A New York Times article on recently released climate change research may have inadvertently undermined its own premise by providing some pre-historic context.
Citing research that says "some giant glaciers had passed the point of no return," the article declares that "centuries from now, a large swath of the West Antarctic ice sheet is likely to be gone," which will result in a "four-foot rise in already swollen seas."
But at the end of the article, Science writer Kenneth Chang admits that, while much scientific concern exists today about the "inevitable" damaging rise of the seas due to melting glacial ice, in fact there has already been a time in which the glaciers may have totally melted that cannot be blamed on man:
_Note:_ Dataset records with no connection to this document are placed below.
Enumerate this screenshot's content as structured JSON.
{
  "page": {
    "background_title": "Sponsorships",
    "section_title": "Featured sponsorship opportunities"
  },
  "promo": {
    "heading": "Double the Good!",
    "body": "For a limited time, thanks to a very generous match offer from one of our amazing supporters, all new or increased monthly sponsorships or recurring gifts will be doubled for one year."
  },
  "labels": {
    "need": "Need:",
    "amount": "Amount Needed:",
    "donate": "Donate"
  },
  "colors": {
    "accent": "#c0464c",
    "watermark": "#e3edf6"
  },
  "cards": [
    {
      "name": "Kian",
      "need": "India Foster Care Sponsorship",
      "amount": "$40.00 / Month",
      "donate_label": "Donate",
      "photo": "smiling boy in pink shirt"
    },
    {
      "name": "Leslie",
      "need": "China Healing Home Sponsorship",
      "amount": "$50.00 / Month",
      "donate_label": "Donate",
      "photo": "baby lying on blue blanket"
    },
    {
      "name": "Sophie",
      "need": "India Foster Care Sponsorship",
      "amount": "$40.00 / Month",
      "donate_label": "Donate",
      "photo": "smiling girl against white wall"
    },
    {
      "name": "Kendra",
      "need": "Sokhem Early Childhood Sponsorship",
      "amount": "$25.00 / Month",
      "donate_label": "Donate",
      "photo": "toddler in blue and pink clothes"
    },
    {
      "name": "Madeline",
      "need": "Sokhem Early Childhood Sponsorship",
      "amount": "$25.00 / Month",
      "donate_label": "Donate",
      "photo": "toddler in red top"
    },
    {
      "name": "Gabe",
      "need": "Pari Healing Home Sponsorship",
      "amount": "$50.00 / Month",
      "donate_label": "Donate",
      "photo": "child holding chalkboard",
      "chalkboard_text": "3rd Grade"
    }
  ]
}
During recent ice ages, glaciers expanded from the poles and covered nearly a third of the continents. And in the distant past there were episodes known as Snowball Earth, when the entire planet froze over. At the other extreme, a warm period near the end of the age of dinosaurs may have left the earth ice-free. Today the amount of ice is modest — 10 percent of land areas, nearly all of that in Greenland and Antarctica.